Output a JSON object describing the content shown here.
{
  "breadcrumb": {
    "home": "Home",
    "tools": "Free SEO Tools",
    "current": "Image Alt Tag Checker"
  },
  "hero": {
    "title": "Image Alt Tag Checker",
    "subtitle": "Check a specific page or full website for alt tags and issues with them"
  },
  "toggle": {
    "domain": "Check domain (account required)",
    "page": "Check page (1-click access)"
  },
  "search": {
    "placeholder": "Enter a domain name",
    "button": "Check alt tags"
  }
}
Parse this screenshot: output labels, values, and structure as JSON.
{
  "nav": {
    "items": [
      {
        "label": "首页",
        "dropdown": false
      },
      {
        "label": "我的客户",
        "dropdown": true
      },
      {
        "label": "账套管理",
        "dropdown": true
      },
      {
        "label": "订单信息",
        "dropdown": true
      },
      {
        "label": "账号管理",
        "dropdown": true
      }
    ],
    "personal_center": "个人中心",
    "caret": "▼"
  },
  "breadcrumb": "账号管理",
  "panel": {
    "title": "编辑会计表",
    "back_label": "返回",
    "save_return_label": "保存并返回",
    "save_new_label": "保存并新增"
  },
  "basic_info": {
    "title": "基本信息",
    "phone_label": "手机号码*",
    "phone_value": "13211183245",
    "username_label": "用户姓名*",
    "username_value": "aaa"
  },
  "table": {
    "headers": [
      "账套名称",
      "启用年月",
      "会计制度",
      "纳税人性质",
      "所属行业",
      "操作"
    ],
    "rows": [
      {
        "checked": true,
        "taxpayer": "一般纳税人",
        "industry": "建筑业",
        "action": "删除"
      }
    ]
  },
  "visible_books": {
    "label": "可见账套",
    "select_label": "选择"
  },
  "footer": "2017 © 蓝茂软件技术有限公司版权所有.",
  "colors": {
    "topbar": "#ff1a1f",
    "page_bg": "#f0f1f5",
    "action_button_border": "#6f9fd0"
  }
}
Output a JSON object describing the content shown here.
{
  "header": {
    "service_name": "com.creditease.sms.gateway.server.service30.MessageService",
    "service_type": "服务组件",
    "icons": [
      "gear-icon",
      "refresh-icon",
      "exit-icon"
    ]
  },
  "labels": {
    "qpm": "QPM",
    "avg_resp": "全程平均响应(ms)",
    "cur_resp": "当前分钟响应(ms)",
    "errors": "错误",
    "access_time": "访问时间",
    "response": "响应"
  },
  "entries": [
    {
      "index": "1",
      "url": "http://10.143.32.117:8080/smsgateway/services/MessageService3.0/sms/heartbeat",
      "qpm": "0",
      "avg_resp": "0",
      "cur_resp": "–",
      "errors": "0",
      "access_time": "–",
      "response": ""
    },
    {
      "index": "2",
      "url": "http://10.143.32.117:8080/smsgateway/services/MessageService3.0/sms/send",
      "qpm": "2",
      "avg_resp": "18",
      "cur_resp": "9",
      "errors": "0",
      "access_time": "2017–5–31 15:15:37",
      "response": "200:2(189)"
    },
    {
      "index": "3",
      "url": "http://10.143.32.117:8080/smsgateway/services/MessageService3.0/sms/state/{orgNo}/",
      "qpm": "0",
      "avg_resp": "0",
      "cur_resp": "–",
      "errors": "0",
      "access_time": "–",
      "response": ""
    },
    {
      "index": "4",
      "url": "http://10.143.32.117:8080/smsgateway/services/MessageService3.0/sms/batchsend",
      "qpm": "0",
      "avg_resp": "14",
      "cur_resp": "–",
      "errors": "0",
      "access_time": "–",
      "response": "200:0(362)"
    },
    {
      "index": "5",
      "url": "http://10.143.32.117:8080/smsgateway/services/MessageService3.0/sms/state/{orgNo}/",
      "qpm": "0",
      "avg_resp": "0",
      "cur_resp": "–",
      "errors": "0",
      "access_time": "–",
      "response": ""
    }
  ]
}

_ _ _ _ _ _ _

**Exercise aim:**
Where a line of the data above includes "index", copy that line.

**Exercise solution:**
      "index": "1",
      "index": "2",
      "index": "3",
      "index": "4",
      "index": "5",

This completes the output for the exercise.